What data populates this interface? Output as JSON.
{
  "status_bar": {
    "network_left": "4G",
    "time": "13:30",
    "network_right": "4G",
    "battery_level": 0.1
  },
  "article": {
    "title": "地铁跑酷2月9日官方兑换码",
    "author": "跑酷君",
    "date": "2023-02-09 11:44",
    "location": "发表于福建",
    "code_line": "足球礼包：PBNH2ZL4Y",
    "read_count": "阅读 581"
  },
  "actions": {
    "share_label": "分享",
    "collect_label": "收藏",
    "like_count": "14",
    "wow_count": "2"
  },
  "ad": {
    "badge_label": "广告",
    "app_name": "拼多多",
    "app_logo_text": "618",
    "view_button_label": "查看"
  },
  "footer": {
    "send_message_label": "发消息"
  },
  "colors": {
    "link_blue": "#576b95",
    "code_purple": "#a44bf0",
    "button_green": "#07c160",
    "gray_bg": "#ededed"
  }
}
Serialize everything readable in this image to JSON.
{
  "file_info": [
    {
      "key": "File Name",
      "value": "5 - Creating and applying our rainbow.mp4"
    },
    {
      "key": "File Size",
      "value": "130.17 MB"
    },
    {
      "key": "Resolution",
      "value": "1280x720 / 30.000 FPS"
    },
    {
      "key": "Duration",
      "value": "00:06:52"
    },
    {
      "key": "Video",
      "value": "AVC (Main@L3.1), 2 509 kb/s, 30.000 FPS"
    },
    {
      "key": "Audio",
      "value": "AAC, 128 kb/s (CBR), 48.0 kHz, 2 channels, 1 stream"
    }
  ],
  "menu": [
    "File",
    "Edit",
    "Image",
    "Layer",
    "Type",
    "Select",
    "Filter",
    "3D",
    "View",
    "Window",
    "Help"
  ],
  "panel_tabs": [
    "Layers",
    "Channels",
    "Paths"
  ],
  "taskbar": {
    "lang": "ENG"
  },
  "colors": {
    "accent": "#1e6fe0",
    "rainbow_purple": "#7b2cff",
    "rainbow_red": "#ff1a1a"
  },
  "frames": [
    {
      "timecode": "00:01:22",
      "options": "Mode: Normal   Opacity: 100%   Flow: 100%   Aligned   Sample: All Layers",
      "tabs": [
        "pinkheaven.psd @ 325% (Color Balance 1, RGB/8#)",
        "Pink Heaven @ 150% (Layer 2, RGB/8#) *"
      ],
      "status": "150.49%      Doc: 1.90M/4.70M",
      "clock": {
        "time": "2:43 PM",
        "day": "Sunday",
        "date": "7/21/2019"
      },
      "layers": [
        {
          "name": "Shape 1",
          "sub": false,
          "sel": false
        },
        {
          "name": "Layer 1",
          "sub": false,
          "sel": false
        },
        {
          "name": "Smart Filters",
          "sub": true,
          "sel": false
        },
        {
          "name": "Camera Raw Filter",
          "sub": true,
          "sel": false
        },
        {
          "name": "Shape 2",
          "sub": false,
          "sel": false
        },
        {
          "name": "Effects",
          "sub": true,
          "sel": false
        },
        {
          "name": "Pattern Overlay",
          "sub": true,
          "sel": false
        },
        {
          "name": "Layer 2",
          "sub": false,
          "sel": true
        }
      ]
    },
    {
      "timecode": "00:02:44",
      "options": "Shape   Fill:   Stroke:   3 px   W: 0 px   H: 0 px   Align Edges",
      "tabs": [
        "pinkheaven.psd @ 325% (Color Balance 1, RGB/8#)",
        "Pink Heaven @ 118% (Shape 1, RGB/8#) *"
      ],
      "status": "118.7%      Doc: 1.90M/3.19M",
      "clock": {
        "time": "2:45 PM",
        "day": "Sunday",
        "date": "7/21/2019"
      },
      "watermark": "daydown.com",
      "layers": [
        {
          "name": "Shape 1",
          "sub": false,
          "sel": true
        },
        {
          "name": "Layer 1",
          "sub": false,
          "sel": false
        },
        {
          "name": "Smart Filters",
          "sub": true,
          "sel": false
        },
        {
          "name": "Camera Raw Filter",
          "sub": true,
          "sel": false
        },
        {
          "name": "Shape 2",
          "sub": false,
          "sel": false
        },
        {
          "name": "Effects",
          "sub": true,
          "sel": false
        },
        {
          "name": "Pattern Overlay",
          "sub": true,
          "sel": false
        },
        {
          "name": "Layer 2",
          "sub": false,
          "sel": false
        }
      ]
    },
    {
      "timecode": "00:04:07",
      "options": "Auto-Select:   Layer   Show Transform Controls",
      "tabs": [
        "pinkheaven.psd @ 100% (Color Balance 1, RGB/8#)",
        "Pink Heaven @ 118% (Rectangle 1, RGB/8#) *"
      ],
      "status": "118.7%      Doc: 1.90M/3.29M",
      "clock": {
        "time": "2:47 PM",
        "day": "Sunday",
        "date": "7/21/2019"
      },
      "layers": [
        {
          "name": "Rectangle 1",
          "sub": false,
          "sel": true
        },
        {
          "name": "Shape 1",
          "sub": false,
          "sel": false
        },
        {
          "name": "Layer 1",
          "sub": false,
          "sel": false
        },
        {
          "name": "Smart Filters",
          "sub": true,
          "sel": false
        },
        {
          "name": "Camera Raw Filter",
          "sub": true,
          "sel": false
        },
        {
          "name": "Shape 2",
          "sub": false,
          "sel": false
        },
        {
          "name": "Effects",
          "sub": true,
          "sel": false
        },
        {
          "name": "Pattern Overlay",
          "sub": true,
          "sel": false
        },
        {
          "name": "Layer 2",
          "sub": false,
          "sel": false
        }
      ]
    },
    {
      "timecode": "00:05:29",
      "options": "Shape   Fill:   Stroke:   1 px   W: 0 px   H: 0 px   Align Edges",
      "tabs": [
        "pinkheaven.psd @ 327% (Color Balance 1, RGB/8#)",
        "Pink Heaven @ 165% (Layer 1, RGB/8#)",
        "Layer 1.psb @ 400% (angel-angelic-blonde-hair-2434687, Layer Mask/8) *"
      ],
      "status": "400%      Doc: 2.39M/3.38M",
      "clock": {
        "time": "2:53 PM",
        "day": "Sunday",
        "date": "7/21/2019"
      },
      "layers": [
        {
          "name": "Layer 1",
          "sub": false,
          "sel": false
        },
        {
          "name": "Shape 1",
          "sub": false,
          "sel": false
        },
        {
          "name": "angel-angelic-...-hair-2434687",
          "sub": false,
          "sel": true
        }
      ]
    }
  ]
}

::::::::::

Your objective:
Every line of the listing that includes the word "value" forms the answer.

Output:
      "value": "5 - Creating and applying our rainbow.mp4"
      "value": "130.17 MB"
      "value": "1280x720 / 30.000 FPS"
      "value": "00:06:52"
      "value": "AVC (Main@L3.1), 2 509 kb/s, 30.000 FPS"
      "value": "AAC, 128 kb/s (CBR), 48.0 kHz, 2 channels, 1 stream"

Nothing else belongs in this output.